GCUC Online: Enabling Technology Follow up

By Stormy McBride On May 7, 2020 In TechConferenceGCUC WebinarsCOVID-19

As promised we gathered up the unanswered questions from our GCUC online event on the 21st and tracked down the answers for you.

Below are the questions from the Enabling technology session with our Global Partner essensys and Instant.

Is there research on members feelings regarding being tracked with sensors?

There is no data on this that I have access too. When tracking was first introduced individuals did not take to it particularly well but it did require logging in to an app on your phone which felt much more invasive. Our phones track us every minute of the day so people are becoming more accepting. That being said I would advise presenting a clear benefit for the tracking to make it more palatable. – James Rankin, Instant

How big a role does the tech play in member wellness? I see a huge range of possibilities, from zero to total next-level stuff.

Personally I think it plays a huge role. The important thing to remember about any tech is its integration into normal activity. Anything that creates friction, no matter the end benefit can create a negative experience.- James Rankin, Instant

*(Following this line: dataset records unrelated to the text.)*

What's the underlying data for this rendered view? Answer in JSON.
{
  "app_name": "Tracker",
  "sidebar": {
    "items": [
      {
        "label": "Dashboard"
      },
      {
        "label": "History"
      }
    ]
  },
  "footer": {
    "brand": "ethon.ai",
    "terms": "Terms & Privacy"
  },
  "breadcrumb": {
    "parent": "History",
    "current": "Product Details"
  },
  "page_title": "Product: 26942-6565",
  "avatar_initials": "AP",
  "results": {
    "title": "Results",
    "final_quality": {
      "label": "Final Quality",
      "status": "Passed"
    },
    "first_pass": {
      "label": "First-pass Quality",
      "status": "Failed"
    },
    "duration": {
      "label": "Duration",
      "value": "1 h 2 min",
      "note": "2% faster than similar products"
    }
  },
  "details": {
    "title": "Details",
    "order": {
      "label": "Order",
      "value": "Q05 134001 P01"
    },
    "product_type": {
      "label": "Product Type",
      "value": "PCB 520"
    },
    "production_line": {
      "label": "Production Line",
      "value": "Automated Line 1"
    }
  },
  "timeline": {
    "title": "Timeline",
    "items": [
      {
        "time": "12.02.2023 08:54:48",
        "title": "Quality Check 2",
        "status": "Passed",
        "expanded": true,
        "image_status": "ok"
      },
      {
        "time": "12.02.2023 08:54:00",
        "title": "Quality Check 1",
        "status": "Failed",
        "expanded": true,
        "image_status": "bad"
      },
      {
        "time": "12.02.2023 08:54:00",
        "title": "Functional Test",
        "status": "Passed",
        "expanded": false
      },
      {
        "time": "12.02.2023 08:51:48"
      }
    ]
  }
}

Do we envision a Health Standard check or “badge” for spaces down the road?  a coworking space that meets a level of physical and mental health criteria?

I think that this will happen certainly, exactly what it looks like is debatable. I think productivity scores, Green scores and Wellness scores will all be looked at. -James Rankin, Instant

Will there be a scenario where people self-rank their own mental, and physical health metrics?

I believe so. There are already platforms and apps that allow you to check in and rank how you are feeling at any given time. It wont be long before that turns into a common offering. Todays amenities are tomorrows standards.- GCUC

What do we consider Health Technology? Can coworking engage with health in light of privacy?

I think this can include use of technology from one extreme to the other. At the low end is introducing contractless entry into a space. At the other you could use sensors to scan individuals heat signatures and identify those that potentially could be ill. Another more invasive approach would be to integrate heart rate monitors or activity trackers into an office. High heat rates could trigger more soothing lighting for instance while activity trackers could be linked to stand up desks to encourage different behaviors. -James Rankin, Instant